* [How to complete this task]
State the number of lines in these records holding "اطلاعات". Say nothing more.
.....
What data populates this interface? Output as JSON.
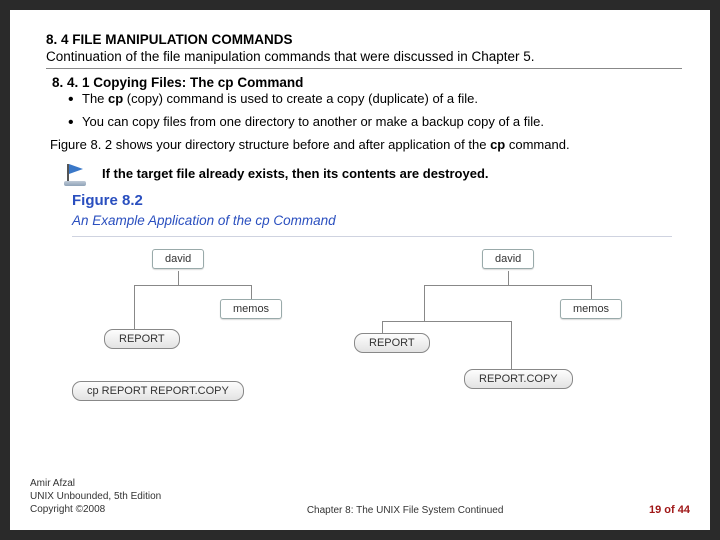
{
  "header": {
    "section_number": "8. 4 FILE MANIPULATION COMMANDS",
    "continuation": "Continuation of the file manipulation commands that were discussed in Chapter 5."
  },
  "subsection": {
    "title_prefix": "8. 4. 1 Copying Files: The ",
    "cmd": "cp",
    "title_suffix": " Command",
    "bullets": [
      {
        "pre": "The ",
        "b": "cp",
        "post": " (copy) command is used to create a copy (duplicate) of a file."
      },
      {
        "pre": "",
        "b": "",
        "post": "You can copy files from one directory to another or make a backup copy of a file."
      }
    ]
  },
  "para": {
    "pre": "Figure 8. 2 shows your directory structure before and after application of the ",
    "b": "cp",
    "post": " command."
  },
  "warning": "If the target file already exists, then its contents are destroyed.",
  "figure": {
    "label": "Figure 8.2",
    "title": "An Example Application of the cp Command",
    "node_david": "david",
    "node_memos": "memos",
    "file_report": "REPORT",
    "file_copy": "REPORT.COPY",
    "cmd_line": "cp REPORT REPORT.COPY"
  },
  "footer": {
    "author": "Amir Afzal",
    "book": "UNIX Unbounded, 5th Edition",
    "copyright": "Copyright ©2008",
    "chapter": "Chapter 8: The UNIX File System Continued",
    "page_cur": "19",
    "page_sep": " of ",
    "page_tot": "44"
  }
}
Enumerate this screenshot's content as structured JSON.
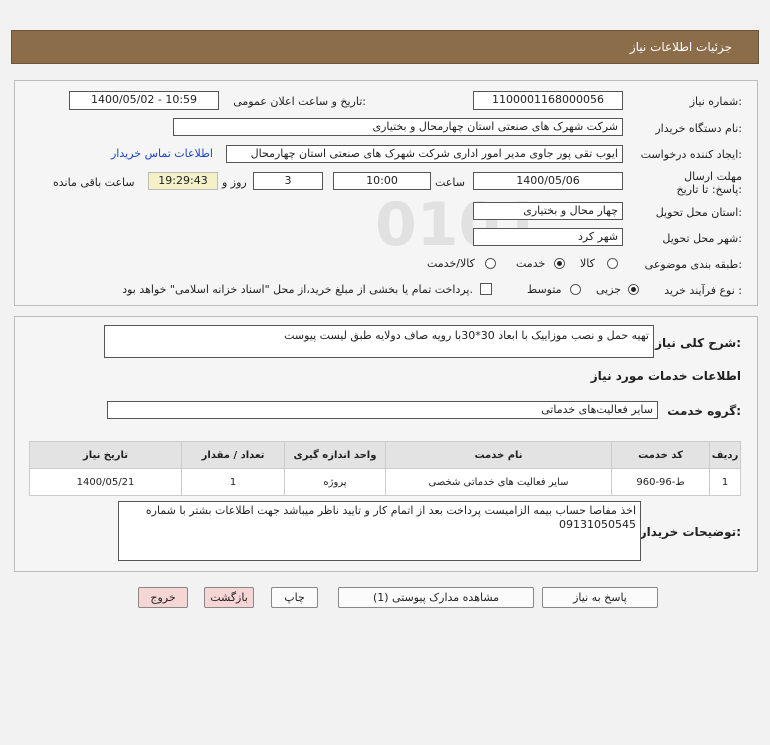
{
  "header": {
    "title": "جزئیات اطلاعات نیاز"
  },
  "form": {
    "need_number_label": "شماره نیاز:",
    "need_number": "1100001168000056",
    "announce_label": "تاریخ و ساعت اعلان عمومی:",
    "announce_value": "1400/05/02 - 10:59",
    "buyer_org_label": "نام دستگاه خریدار:",
    "buyer_org": "شرکت شهرک های صنعتی استان چهارمحال و بختیاری",
    "creator_label": "ایجاد کننده درخواست:",
    "creator": "ایوب تقی پور جاوی مدیر امور اداری شرکت شهرک های صنعتی استان چهارمحال",
    "contact_link": "اطلاعات تماس خریدار",
    "deadline_label": "مهلت ارسال پاسخ: تا تاریخ:",
    "deadline_date": "1400/05/06",
    "time_label": "ساعت",
    "deadline_time": "10:00",
    "days_value": "3",
    "days_label": "روز و",
    "remaining_time": "19:29:43",
    "remaining_label": "ساعت باقی مانده",
    "province_label": "استان محل تحویل:",
    "province": "چهار محال و بختیاری",
    "city_label": "شهر محل تحویل:",
    "city": "شهر کرد",
    "category_label": "طبقه بندی موضوعی:",
    "category_options": [
      "کالا",
      "خدمت",
      "کالا/خدمت"
    ],
    "category_selected": "خدمت",
    "purchase_type_label": "نوع فرآیند خرید :",
    "purchase_options": [
      "جزیی",
      "متوسط"
    ],
    "purchase_selected": "جزیی",
    "treasury_note": "پرداخت تمام یا بخشی از مبلغ خرید،از محل \"اسناد خزانه اسلامی\" خواهد بود."
  },
  "summary": {
    "label": "شرح کلی نیاز:",
    "text": "تهیه حمل و نصب موزاییک با ابعاد 30*30با رویه صاف دولایه طبق لیست پیوست"
  },
  "services": {
    "section_title": "اطلاعات خدمات مورد نیاز",
    "group_label": "گروه خدمت:",
    "group_value": "سایر فعالیت‌های خدماتی",
    "columns": [
      "ردیف",
      "کد خدمت",
      "نام خدمت",
      "واحد اندازه گیری",
      "تعداد / مقدار",
      "تاریخ نیاز"
    ],
    "rows": [
      [
        "1",
        "ط-96-960",
        "سایر فعالیت های خدماتی شخصی",
        "پروژه",
        "1",
        "1400/05/21"
      ]
    ]
  },
  "buyer_notes": {
    "label": "توضیحات خریدار:",
    "text": "اخذ مفاصا حساب بیمه الزامیست پرداخت بعد از اتمام کار و تایید ناظر میباشد جهت اطلاعات بشتر با شماره 09131050545"
  },
  "buttons": {
    "reply": "پاسخ به نیاز",
    "view_docs": "مشاهده مدارک پیوستی (1)",
    "print": "چاپ",
    "back": "بازگشت",
    "exit": "خروج"
  },
  "colors": {
    "header_bg": "#8c6d4a",
    "link": "#1a44c8",
    "danger_btn": "#f6d5d5"
  }
}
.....
* [Result of the task]
4